> [Assignment]:
If a line of the listing contains the string "placeholder", return that line.

> [Given data]:

▼

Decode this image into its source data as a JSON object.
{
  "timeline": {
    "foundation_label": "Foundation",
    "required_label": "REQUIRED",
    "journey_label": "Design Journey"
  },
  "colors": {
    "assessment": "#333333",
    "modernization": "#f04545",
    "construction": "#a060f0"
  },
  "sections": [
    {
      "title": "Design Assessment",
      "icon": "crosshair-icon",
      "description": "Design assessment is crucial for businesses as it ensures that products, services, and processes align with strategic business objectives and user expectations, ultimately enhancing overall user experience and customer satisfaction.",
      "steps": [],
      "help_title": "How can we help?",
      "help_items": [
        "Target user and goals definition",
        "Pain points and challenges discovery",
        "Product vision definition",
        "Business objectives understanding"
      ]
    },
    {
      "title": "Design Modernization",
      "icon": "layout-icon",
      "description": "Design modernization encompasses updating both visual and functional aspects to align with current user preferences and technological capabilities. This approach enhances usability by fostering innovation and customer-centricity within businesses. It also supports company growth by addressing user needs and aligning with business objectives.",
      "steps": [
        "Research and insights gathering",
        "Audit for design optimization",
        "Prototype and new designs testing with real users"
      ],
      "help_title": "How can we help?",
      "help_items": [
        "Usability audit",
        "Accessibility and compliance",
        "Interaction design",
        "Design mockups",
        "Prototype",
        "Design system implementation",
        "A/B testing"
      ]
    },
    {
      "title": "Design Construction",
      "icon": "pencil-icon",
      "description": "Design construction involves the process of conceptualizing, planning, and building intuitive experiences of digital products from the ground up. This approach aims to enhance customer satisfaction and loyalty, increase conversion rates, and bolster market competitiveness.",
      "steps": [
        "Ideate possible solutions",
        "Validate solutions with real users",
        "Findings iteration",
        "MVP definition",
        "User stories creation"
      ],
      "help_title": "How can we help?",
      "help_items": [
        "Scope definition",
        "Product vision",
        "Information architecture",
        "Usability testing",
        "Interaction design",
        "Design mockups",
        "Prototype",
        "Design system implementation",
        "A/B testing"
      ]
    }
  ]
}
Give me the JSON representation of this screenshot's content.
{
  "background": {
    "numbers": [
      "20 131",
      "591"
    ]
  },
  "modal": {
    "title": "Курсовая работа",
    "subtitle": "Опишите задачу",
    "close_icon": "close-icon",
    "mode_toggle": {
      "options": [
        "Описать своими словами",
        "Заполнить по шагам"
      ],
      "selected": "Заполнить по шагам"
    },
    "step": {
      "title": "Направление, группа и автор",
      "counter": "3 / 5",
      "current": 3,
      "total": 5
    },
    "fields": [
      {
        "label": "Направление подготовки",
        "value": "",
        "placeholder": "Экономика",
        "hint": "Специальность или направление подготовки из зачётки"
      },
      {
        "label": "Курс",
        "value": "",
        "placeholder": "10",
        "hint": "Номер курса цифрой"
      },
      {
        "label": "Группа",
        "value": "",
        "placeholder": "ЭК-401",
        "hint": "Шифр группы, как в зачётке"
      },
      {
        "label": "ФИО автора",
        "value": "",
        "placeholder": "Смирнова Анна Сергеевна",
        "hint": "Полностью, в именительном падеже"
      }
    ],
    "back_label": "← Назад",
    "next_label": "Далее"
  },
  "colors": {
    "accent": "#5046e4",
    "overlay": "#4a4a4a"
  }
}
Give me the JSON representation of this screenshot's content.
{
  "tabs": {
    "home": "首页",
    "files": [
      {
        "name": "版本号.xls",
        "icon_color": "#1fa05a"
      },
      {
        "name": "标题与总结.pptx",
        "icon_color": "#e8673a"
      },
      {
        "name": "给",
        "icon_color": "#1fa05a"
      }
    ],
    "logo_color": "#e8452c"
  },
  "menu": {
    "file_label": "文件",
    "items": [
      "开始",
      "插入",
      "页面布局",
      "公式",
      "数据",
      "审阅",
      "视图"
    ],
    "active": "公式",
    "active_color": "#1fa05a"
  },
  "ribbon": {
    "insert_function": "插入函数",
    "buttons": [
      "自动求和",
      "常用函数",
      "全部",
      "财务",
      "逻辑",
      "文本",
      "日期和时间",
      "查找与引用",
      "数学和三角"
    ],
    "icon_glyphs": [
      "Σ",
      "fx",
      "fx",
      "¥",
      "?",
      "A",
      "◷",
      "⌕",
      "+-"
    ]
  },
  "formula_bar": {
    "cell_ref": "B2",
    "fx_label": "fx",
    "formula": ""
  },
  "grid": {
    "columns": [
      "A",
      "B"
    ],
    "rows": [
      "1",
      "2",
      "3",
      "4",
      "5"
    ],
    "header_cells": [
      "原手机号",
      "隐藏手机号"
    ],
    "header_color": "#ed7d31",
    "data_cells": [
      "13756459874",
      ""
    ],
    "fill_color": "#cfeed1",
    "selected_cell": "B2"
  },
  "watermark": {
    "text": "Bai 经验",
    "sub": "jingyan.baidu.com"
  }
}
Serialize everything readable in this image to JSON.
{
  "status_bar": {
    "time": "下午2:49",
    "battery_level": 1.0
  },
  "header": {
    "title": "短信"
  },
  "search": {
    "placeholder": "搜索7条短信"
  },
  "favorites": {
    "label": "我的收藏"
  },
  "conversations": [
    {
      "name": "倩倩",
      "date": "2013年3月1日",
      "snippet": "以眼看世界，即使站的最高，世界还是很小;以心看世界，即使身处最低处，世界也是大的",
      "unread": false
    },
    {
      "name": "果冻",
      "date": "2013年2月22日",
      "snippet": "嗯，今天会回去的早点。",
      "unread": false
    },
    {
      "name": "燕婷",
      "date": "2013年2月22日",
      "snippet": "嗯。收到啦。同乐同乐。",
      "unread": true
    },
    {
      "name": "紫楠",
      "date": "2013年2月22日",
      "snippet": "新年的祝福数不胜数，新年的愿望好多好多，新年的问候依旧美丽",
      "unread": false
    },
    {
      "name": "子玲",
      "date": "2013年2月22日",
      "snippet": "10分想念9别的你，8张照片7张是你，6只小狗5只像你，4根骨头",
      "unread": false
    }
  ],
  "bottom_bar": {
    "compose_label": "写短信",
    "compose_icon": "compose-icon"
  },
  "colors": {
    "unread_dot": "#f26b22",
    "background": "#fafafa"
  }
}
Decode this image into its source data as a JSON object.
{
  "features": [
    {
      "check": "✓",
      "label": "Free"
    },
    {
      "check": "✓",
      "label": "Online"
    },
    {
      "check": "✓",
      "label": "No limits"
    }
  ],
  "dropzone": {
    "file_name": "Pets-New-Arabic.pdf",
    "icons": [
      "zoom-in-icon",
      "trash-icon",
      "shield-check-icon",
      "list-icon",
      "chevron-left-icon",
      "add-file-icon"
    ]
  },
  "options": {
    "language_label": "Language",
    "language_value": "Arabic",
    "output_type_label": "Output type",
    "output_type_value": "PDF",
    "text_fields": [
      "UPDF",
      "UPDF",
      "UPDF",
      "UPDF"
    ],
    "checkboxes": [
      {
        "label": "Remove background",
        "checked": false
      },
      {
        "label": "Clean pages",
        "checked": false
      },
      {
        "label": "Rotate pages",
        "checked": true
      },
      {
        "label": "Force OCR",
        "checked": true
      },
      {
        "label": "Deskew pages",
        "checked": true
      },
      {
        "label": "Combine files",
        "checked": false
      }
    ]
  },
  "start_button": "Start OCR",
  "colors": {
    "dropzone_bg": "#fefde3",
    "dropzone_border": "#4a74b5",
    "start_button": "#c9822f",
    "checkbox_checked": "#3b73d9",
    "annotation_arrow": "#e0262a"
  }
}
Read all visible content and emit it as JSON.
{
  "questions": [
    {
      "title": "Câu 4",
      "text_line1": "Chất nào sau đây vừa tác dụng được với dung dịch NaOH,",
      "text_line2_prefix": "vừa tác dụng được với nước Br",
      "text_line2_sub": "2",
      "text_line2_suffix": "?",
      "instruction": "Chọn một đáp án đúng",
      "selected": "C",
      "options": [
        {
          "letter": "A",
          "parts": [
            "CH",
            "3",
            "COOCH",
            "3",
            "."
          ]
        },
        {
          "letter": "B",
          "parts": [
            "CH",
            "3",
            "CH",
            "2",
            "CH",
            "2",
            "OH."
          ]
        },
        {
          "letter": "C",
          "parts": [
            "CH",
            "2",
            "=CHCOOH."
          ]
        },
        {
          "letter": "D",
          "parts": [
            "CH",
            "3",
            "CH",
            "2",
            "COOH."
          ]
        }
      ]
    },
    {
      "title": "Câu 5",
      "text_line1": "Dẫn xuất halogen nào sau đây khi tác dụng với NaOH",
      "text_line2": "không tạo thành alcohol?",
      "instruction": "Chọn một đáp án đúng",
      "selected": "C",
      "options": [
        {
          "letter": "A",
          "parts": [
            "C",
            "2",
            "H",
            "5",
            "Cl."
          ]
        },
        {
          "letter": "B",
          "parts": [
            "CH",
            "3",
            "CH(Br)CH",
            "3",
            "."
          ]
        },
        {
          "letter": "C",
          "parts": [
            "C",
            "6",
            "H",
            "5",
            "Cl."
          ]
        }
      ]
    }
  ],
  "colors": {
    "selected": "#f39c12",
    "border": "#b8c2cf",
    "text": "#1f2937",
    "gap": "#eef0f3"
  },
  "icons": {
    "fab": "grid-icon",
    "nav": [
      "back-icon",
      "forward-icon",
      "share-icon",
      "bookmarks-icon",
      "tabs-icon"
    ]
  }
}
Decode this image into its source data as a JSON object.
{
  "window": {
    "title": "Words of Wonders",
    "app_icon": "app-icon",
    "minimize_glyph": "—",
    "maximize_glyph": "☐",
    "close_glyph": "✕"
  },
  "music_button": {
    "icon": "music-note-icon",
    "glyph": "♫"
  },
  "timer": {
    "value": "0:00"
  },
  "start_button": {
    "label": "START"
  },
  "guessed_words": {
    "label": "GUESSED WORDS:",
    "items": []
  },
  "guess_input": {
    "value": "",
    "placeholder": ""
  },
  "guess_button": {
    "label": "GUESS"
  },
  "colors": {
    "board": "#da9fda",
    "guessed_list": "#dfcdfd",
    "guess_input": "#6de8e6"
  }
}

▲

> [Task result]:
        "placeholder": "Экономика",
        "placeholder": "10",
        "placeholder": "ЭК-401",
        "placeholder": "Смирнова Анна Сергеевна",
    "placeholder": "搜索7条短信"
    "placeholder": ""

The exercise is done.